Plan the Ride, and Ride the Plan!
Preparation will save you in the bush!
Getting ready for a ride is not just a case of throwing the bike on the trailer and grabbing your gear. Your preparation will have an effect on the entire ride for yourself and your riding mates. You want to enjoy your ride time instead of being caught out in the forest due to poor preparation of either yourself or your bike. And I can tell you, nothing will lose your next ride invite like having a bike that breaks down because you don’t look after it.
Think about the grade of ride you are going on. Are you fit enough? Are you capable enough? If you’re not sure take a step back and think about it. Committing to a ride that you can’t handle will put a burden on yourself and fellow riders and can lead to exhaustion and possible injury. It also that means your riding mates are the ones that will have to ride your bike over logs, up hills and through areas that you can’t in order to get you home.
Fatigue is different on bikes than for truck or cars – it’s more “tiredness”. Loss of concentration (“don’t care”, loss of attention to detail) leads to simple mistakes with painful outcomes.
Are you going to ride even though you know you aren’t up to the grade level of the ride? Are you being inconsiderate or perhaps irresponsible? This is about mental self-inspection and acceptance of knowing your capabilities.
On the other hand is if you show behaviour that brings dirt bikes into disrepute. Showing off in the carpark or doing dumb things while riding to try and impress someone can not only hurt a fellow rider but also the public and property. Let me tell you that NO ONE is impressed by an idiot doing donuts in the car park and spraying rocks all over their cars. It all results in stereotyped bad image and unreasonable treatment of the rest of us that do the right thing.
Identify your environment and ride accordingly. Be aware of walkers/picnickers/children/horse riders/etc and any possible risks that you may put them under due to what you are doing. If you are not sure, back off or take an alternate route, or even stop, shutdown and wait.

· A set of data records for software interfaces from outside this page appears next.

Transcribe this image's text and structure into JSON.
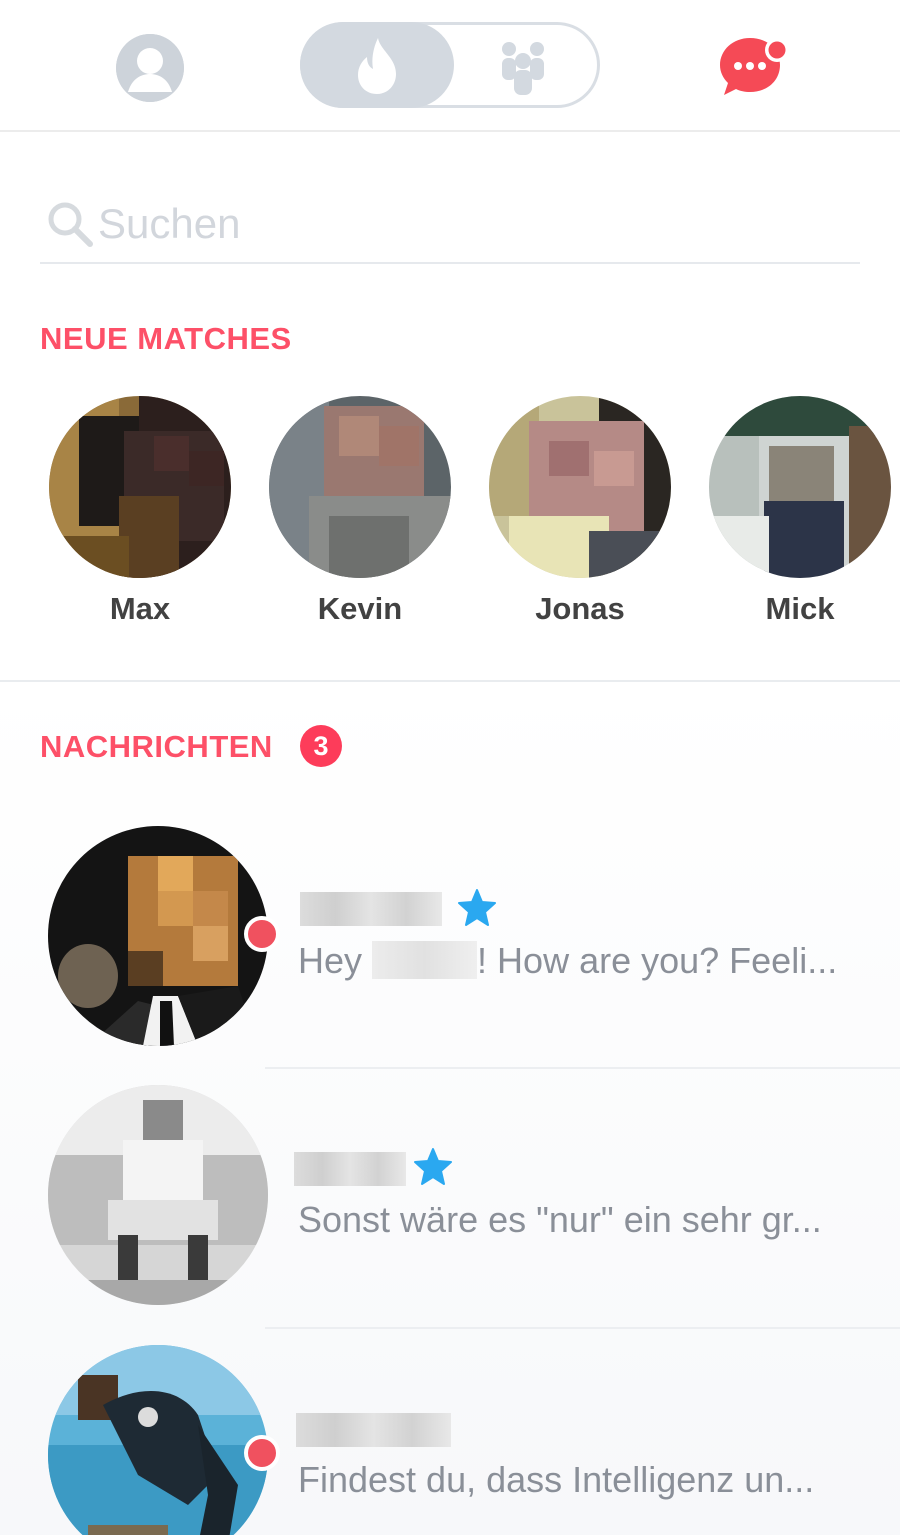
{
  "topbar": {
    "profile_icon": "profile-icon",
    "mode_toggle": {
      "active": "flame-icon",
      "inactive": "social-icon"
    },
    "chat_icon": "chat-icon",
    "accent_color": "#fd5068"
  },
  "search": {
    "placeholder": "Suchen",
    "value": ""
  },
  "new_matches": {
    "title": "NEUE MATCHES",
    "items": [
      {
        "name": "Max"
      },
      {
        "name": "Kevin"
      },
      {
        "name": "Jonas"
      },
      {
        "name": "Mick"
      }
    ]
  },
  "messages": {
    "title": "NACHRICHTEN",
    "count": "3",
    "items": [
      {
        "preview_start": "Hey",
        "preview_end": "! How are you? Feeli...",
        "unread": true,
        "starred": true
      },
      {
        "preview": "Sonst wäre es \"nur\" ein sehr gr...",
        "unread": false,
        "starred": true
      },
      {
        "preview": "Findest du, dass Intelligenz un...",
        "unread": true,
        "starred": false
      }
    ]
  },
  "colors": {
    "accent": "#fd5068",
    "badge": "#fd3c5a",
    "unread_dot": "#f0515f",
    "star": "#2aa8f0",
    "muted_text": "#8a8f98"
  }
}
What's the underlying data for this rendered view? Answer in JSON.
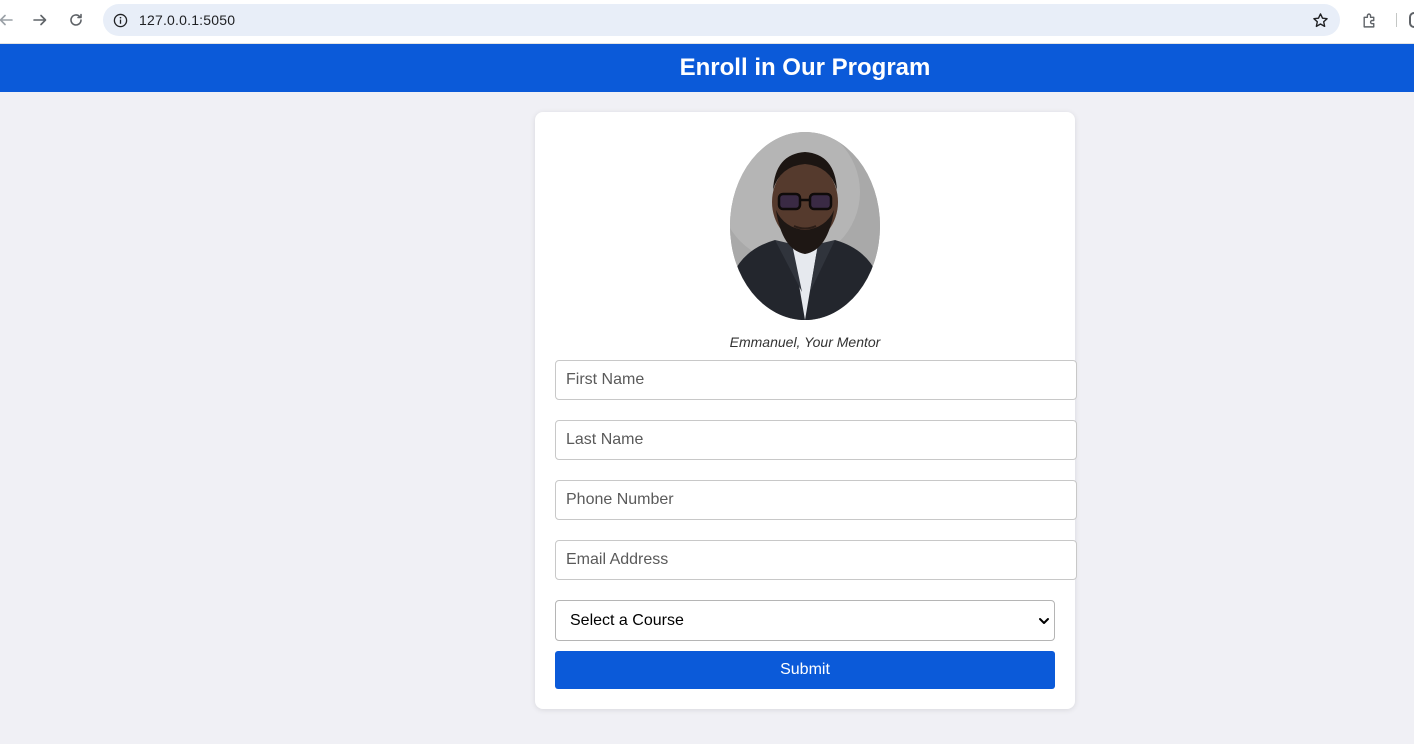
{
  "browser": {
    "url": "127.0.0.1:5050",
    "icons": {
      "back": "back-arrow-icon",
      "forward": "forward-arrow-icon",
      "reload": "reload-icon",
      "site_info": "info-icon",
      "bookmark": "star-icon",
      "extensions": "puzzle-icon"
    }
  },
  "header": {
    "title": "Enroll in Our Program",
    "background": "#0b5ad9"
  },
  "card": {
    "photo_alt": "Emmanuel, Your Mentor",
    "caption": "Emmanuel, Your Mentor",
    "form": {
      "first_name": {
        "placeholder": "First Name",
        "value": ""
      },
      "last_name": {
        "placeholder": "Last Name",
        "value": ""
      },
      "phone": {
        "placeholder": "Phone Number",
        "value": ""
      },
      "email": {
        "placeholder": "Email Address",
        "value": ""
      },
      "course_select": {
        "selected": "Select a Course"
      },
      "submit_label": "Submit"
    }
  },
  "colors": {
    "accent": "#0b5ad9",
    "page_background": "#f0f0f5",
    "card_background": "#ffffff"
  }
}
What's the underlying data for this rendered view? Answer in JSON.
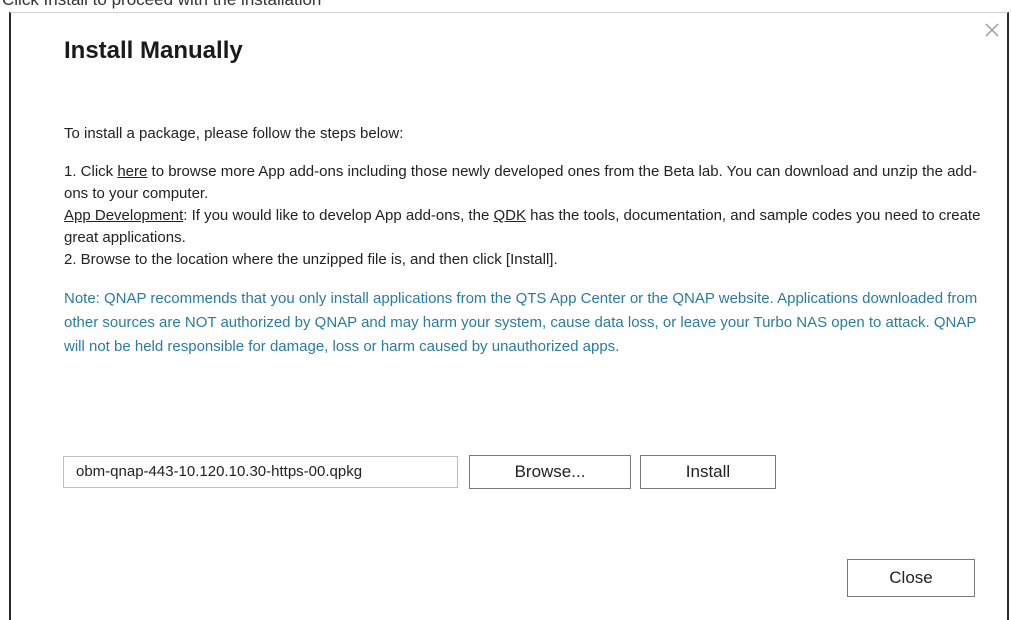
{
  "background_fragment": "Click Install to proceed with the installation",
  "dialog": {
    "title": "Install Manually",
    "intro": "To install a package, please follow the steps below:",
    "step1": {
      "prefix": "1. Click ",
      "link": "here",
      "suffix": " to browse more App add-ons including those newly developed ones from the Beta lab. You can download and unzip the add-ons to your computer."
    },
    "app_dev": {
      "link": "App Development",
      "text1": ": If you would like to develop App add-ons, the ",
      "qdk_link": "QDK",
      "text2": " has the tools, documentation, and sample codes you need to create great applications."
    },
    "step2": "2. Browse to the location where the unzipped file is, and then click [Install].",
    "note": "Note: QNAP recommends that you only install applications from the QTS App Center or the QNAP website. Applications downloaded from other sources are NOT authorized by QNAP and may harm your system, cause data loss, or leave your Turbo NAS open to attack. QNAP will not be held responsible for damage, loss or harm caused by unauthorized apps.",
    "file_value": "obm-qnap-443-10.120.10.30-https-00.qpkg",
    "browse_label": "Browse...",
    "install_label": "Install",
    "close_label": "Close"
  },
  "icons": {
    "close": "close-icon"
  },
  "colors": {
    "note": "#2a7ca0",
    "border": "#2b2b2b",
    "title": "#1a1a1a"
  }
}
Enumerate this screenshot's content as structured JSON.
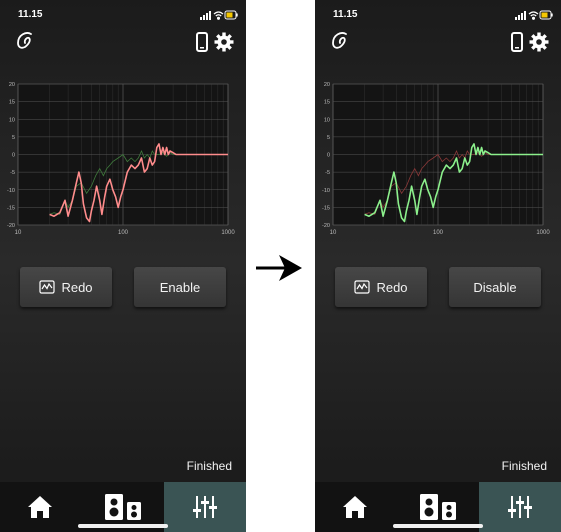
{
  "arrow_icon": "arrow-right-icon",
  "screens": [
    {
      "status_time": "11.15",
      "redo_label": "Redo",
      "toggle_label": "Enable",
      "status_text": "Finished",
      "chart": {
        "primary_color": "#ff8c8c",
        "secondary_color": "#3f7a3c"
      }
    },
    {
      "status_time": "11.15",
      "redo_label": "Redo",
      "toggle_label": "Disable",
      "status_text": "Finished",
      "chart": {
        "primary_color": "#8cf08c",
        "secondary_color": "#8a3838"
      }
    }
  ],
  "chart_data": {
    "type": "line",
    "x_scale": "log",
    "xlim": [
      10,
      1000
    ],
    "ylim": [
      -20,
      20
    ],
    "x_ticks": [
      "10",
      "100",
      "1000"
    ],
    "y_ticks": [
      "20",
      "15",
      "10",
      "5",
      "0",
      "-5",
      "-10",
      "-15",
      "-20"
    ],
    "grid": true,
    "series": [
      {
        "x": [
          20,
          22,
          25,
          28,
          30,
          33,
          36,
          38,
          40,
          42,
          45,
          48,
          50,
          53,
          56,
          60,
          63,
          67,
          70,
          75,
          80,
          85,
          90,
          95,
          100,
          110,
          120,
          130,
          140,
          150,
          160,
          170,
          180,
          190,
          200,
          210,
          220,
          230,
          240,
          250,
          260,
          270,
          280,
          300,
          320,
          350,
          400,
          500,
          600,
          800,
          1000
        ],
        "values": [
          -17,
          -17.5,
          -16.5,
          -13,
          -17.5,
          -13,
          -8,
          -5,
          -8,
          -14,
          -18,
          -19,
          -16,
          -13,
          -9,
          -13,
          -17,
          -12,
          -9,
          -7,
          -10,
          -12,
          -15,
          -12,
          -10,
          -5,
          -3,
          -4,
          -3,
          -1,
          -5,
          -4,
          -1,
          -3,
          -2,
          2,
          3,
          0,
          2,
          0,
          2,
          0,
          1,
          0.5,
          0,
          0,
          0,
          0,
          0,
          0,
          0
        ]
      },
      {
        "x": [
          20,
          22,
          25,
          28,
          30,
          33,
          36,
          40,
          45,
          50,
          55,
          60,
          65,
          70,
          75,
          80,
          90,
          100,
          110,
          120,
          130,
          140,
          150,
          160,
          170,
          180,
          190,
          200,
          220,
          240,
          260,
          280,
          300,
          350,
          400,
          500,
          600,
          800,
          1000
        ],
        "values": [
          -17,
          -16.5,
          -17,
          -13,
          -15,
          -13,
          -9,
          -8,
          -11,
          -9,
          -6,
          -4,
          -6,
          -4,
          -3,
          -2,
          -1,
          0,
          -2,
          -1,
          -2,
          -1,
          1,
          -1,
          0,
          -1,
          1,
          0,
          0,
          0.5,
          -0.5,
          0.5,
          0,
          0,
          0,
          0,
          0,
          0,
          0
        ]
      }
    ]
  }
}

Trying too hard
Trying to keep up with faster riders or not even realising that you are is a recipe for disaster. Inexperience leads to going too fast for your ability and tackling sections that you have no idea of how to ride. Basically, you are incompetent and don’t it. Stay within your capabilities but certainly have a go at stuff – but let a fellow rider know so they can be there to help. Be able to grasp the risks so as to manage them intelligently.
We want you to have fun and stay safe!
Is your bike ready to rock? A breakdown on the trail can bring a halt to an entire ride and that can leave 20 riders not happy! The guy that comes to the start of a ride, has to check the tyre pressure, fuel up, change oil, clean the airfilter before they can ride is not going to win any friends. Not carrying your own tools and spares is another no-no. Just is not having the skills to fix your own problems. You get a flat in the bush, you get to fix it while everyone else stands around offering lot’s of advice. And you better know how to fix it.
Some breakdowns are pure bad luck and entirely understandable and acceptable, but a bike failure due lack of bike prep is NOT acceptable. It will get you a reputation that you might not like.
So, here what you should double check…
- Spares (plugs, chain links, spare tube, puncture kit, etc)
- Water, Food, Snacks
- First aid
- Maps (if required)
- GPS (if required)
- EPIRB (if required)
- And ABSOLUTELY check your bike maintenance and have your spares ready to carry.